__Prompt__
List the lines of this listing that hold the word "James".

==================================================

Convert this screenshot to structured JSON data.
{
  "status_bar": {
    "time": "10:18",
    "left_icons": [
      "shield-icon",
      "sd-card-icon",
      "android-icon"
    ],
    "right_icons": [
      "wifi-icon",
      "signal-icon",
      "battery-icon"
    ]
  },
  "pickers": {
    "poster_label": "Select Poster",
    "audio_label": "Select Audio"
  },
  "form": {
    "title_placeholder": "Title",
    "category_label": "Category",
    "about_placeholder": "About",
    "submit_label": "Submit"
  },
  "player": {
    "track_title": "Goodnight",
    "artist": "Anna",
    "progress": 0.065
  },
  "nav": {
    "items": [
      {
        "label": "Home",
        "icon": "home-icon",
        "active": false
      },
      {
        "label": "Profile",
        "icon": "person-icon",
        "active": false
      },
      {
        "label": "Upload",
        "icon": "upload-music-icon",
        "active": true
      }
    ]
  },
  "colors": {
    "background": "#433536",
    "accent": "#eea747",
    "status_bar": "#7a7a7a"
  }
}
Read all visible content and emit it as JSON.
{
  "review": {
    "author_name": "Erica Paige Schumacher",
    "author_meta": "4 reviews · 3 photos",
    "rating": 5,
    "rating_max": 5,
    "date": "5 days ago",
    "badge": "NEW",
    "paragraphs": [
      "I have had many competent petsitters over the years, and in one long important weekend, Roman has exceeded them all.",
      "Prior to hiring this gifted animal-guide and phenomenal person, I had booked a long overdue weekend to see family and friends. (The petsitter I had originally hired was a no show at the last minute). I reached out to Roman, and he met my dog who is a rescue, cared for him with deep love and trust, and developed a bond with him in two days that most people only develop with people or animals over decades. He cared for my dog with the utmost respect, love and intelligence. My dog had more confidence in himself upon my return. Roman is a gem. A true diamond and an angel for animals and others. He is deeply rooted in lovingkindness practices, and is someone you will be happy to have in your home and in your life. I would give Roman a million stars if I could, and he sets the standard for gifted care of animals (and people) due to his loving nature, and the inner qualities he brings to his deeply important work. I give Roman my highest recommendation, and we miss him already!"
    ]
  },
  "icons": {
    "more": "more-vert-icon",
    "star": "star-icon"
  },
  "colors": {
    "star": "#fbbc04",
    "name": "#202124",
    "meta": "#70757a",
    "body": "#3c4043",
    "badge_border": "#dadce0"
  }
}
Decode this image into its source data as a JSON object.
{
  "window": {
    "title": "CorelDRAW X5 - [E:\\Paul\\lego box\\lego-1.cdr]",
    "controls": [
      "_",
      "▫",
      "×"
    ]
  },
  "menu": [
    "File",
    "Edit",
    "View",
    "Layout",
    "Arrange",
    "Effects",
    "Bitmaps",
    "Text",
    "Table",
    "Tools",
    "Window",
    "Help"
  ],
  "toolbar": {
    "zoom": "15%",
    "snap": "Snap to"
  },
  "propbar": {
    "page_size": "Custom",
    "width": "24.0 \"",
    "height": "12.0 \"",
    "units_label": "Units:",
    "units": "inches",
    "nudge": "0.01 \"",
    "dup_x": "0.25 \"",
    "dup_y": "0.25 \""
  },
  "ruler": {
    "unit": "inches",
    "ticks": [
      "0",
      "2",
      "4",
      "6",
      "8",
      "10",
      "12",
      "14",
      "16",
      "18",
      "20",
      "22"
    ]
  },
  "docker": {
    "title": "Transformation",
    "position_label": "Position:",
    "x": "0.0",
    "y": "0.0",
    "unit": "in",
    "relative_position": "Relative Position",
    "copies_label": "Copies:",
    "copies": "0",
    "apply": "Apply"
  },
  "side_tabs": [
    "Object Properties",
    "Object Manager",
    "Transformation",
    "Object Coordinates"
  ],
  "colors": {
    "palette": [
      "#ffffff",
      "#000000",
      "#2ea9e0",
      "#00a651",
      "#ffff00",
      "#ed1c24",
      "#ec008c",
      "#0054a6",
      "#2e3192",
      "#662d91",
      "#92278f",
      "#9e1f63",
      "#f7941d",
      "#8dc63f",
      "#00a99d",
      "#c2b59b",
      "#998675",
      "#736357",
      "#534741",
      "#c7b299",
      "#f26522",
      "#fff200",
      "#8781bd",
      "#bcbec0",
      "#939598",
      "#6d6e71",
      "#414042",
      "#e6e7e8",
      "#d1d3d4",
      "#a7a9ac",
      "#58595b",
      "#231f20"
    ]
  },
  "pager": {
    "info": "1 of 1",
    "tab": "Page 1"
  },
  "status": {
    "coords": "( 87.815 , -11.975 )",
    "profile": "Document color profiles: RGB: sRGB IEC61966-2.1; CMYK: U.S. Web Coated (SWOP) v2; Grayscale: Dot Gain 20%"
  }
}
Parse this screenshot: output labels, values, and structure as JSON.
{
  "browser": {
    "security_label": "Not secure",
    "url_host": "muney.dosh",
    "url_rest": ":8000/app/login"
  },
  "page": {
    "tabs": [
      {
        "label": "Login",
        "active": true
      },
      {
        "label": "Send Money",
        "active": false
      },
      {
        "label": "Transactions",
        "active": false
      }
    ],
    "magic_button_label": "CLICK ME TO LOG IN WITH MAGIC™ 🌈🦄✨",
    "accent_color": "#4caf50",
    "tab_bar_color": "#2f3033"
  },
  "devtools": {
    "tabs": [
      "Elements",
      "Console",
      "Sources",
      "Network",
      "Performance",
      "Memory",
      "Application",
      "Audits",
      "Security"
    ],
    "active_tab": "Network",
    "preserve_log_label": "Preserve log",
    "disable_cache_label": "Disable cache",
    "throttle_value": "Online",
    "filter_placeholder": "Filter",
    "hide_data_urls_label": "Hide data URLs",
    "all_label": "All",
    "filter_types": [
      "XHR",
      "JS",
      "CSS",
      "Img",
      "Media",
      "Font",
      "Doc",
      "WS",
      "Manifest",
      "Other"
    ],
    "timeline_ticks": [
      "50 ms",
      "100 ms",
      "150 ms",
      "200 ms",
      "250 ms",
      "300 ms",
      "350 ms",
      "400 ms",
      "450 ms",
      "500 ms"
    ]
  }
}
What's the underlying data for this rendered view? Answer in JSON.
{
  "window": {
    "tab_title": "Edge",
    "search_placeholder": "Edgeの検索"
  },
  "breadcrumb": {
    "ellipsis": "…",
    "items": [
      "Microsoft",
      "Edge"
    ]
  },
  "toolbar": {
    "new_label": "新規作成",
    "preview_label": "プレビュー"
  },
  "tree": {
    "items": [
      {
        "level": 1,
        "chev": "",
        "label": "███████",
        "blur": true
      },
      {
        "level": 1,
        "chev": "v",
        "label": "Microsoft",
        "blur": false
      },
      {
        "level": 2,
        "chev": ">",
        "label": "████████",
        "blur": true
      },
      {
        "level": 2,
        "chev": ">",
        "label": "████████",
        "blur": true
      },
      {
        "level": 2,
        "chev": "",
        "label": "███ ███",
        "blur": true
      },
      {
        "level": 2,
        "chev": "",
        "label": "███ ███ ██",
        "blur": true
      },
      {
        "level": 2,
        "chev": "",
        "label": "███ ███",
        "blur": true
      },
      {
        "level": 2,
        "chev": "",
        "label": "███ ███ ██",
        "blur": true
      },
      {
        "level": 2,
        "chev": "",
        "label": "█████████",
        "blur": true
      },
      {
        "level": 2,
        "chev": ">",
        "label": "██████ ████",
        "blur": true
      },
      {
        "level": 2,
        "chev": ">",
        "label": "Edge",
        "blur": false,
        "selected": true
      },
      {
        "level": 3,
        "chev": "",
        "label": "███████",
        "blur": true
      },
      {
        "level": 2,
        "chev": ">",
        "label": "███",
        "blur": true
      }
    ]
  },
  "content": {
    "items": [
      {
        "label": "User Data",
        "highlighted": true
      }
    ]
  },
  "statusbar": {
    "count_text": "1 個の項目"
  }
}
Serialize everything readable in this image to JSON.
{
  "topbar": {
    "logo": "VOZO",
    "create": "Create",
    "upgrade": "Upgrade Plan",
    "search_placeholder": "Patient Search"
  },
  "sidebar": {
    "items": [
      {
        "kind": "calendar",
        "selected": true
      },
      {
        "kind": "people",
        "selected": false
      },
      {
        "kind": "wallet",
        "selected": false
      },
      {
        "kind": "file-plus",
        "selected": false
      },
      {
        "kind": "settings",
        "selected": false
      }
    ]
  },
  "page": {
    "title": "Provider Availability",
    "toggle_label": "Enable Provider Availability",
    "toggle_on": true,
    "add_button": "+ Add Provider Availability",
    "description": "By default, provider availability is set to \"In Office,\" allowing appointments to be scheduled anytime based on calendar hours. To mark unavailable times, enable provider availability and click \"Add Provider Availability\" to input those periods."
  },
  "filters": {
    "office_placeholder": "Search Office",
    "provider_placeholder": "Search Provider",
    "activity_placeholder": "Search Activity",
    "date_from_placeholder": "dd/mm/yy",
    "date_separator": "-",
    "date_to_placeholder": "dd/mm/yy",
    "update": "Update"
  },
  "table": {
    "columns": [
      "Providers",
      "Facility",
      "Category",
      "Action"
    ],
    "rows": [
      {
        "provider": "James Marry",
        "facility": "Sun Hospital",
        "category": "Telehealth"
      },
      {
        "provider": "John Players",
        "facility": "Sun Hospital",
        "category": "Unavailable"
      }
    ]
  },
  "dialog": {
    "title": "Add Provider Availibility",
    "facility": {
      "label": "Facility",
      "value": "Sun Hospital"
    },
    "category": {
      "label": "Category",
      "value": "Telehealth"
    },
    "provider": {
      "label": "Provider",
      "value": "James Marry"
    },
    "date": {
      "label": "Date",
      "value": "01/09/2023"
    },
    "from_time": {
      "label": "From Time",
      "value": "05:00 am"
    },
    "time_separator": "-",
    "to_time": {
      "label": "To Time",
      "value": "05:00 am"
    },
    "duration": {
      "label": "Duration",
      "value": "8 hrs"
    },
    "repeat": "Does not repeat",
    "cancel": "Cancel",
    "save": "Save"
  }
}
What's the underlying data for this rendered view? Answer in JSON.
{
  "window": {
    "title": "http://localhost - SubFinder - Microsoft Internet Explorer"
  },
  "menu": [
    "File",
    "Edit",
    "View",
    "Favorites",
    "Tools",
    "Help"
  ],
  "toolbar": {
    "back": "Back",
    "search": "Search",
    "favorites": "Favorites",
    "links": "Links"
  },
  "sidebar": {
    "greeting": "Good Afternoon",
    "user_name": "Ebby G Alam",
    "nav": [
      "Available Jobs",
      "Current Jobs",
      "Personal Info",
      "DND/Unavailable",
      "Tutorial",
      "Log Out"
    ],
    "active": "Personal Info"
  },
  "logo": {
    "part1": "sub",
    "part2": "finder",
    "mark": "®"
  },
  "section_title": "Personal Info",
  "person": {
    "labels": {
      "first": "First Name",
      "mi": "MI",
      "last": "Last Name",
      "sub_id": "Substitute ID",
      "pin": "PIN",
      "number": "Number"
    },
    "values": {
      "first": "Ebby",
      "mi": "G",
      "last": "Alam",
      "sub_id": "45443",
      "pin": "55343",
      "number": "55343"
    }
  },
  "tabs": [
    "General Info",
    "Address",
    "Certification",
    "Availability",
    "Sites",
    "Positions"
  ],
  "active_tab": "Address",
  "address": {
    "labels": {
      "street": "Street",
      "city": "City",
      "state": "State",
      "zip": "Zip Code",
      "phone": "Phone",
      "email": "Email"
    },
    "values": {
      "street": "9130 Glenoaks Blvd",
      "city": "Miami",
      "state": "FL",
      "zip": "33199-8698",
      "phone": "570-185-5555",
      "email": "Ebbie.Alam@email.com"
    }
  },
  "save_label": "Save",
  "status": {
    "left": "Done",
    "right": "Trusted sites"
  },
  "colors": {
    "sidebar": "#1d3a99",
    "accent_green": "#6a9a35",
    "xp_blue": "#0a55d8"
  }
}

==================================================

__Written solution__
        "provider": "James Marry",
      "value": "James Marry"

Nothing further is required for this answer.